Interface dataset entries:
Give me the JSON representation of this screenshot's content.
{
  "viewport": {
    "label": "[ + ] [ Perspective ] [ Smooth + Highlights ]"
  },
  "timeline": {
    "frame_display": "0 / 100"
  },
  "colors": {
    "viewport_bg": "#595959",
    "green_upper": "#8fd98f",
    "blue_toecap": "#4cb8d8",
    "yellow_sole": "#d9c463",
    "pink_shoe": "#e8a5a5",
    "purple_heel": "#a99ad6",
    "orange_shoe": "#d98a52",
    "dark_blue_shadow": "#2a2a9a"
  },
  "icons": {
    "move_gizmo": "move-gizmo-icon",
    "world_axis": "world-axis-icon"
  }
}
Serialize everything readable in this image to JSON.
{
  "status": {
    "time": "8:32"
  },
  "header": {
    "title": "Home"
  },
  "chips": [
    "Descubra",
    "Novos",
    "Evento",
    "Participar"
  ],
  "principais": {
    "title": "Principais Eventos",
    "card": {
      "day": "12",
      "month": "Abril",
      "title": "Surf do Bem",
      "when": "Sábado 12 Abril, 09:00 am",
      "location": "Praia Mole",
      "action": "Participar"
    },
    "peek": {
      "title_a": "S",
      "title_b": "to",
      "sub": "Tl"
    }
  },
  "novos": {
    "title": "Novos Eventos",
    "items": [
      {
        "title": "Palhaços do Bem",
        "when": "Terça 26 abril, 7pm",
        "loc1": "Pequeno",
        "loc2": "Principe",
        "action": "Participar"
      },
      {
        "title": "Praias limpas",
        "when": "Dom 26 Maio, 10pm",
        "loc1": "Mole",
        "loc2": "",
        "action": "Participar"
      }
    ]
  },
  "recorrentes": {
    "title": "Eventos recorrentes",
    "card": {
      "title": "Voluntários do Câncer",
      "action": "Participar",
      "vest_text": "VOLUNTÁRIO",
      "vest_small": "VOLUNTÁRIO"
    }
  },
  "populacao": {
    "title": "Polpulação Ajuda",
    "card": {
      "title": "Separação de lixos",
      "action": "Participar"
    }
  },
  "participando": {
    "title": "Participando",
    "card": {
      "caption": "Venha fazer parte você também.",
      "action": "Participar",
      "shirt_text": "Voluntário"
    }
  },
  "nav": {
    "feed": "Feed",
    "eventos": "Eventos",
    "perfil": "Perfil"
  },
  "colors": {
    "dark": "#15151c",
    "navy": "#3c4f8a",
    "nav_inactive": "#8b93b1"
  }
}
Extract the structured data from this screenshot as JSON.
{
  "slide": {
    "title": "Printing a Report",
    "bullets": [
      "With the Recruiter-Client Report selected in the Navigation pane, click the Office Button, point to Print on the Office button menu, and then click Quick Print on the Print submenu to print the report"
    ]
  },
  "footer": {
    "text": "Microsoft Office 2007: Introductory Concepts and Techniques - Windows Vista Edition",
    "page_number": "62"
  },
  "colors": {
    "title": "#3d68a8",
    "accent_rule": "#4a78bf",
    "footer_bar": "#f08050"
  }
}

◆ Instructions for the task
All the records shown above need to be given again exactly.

◆ Final answer
Give me the JSON representation of this screenshot's content.
{
  "viewport": {
    "label": "[ + ] [ Perspective ] [ Smooth + Highlights ]"
  },
  "timeline": {
    "frame_display": "0 / 100"
  },
  "colors": {
    "viewport_bg": "#595959",
    "green_upper": "#8fd98f",
    "blue_toecap": "#4cb8d8",
    "yellow_sole": "#d9c463",
    "pink_shoe": "#e8a5a5",
    "purple_heel": "#a99ad6",
    "orange_shoe": "#d98a52",
    "dark_blue_shadow": "#2a2a9a"
  },
  "icons": {
    "move_gizmo": "move-gizmo-icon",
    "world_axis": "world-axis-icon"
  }
}
Serialize everything readable in this image to JSON.
{
  "status": {
    "time": "8:32"
  },
  "header": {
    "title": "Home"
  },
  "chips": [
    "Descubra",
    "Novos",
    "Evento",
    "Participar"
  ],
  "principais": {
    "title": "Principais Eventos",
    "card": {
      "day": "12",
      "month": "Abril",
      "title": "Surf do Bem",
      "when": "Sábado 12 Abril, 09:00 am",
      "location": "Praia Mole",
      "action": "Participar"
    },
    "peek": {
      "title_a": "S",
      "title_b": "to",
      "sub": "Tl"
    }
  },
  "novos": {
    "title": "Novos Eventos",
    "items": [
      {
        "title": "Palhaços do Bem",
        "when": "Terça 26 abril, 7pm",
        "loc1": "Pequeno",
        "loc2": "Principe",
        "action": "Participar"
      },
      {
        "title": "Praias limpas",
        "when": "Dom 26 Maio, 10pm",
        "loc1": "Mole",
        "loc2": "",
        "action": "Participar"
      }
    ]
  },
  "recorrentes": {
    "title": "Eventos recorrentes",
    "card": {
      "title": "Voluntários do Câncer",
      "action": "Participar",
      "vest_text": "VOLUNTÁRIO",
      "vest_small": "VOLUNTÁRIO"
    }
  },
  "populacao": {
    "title": "Polpulação Ajuda",
    "card": {
      "title": "Separação de lixos",
      "action": "Participar"
    }
  },
  "participando": {
    "title": "Participando",
    "card": {
      "caption": "Venha fazer parte você também.",
      "action": "Participar",
      "shirt_text": "Voluntário"
    }
  },
  "nav": {
    "feed": "Feed",
    "eventos": "Eventos",
    "perfil": "Perfil"
  },
  "colors": {
    "dark": "#15151c",
    "navy": "#3c4f8a",
    "nav_inactive": "#8b93b1"
  }
}
Extract the structured data from this screenshot as JSON.
{
  "slide": {
    "title": "Printing a Report",
    "bullets": [
      "With the Recruiter-Client Report selected in the Navigation pane, click the Office Button, point to Print on the Office button menu, and then click Quick Print on the Print submenu to print the report"
    ]
  },
  "footer": {
    "text": "Microsoft Office 2007: Introductory Concepts and Techniques - Windows Vista Edition",
    "page_number": "62"
  },
  "colors": {
    "title": "#3d68a8",
    "accent_rule": "#4a78bf",
    "footer_bar": "#f08050"
  }
}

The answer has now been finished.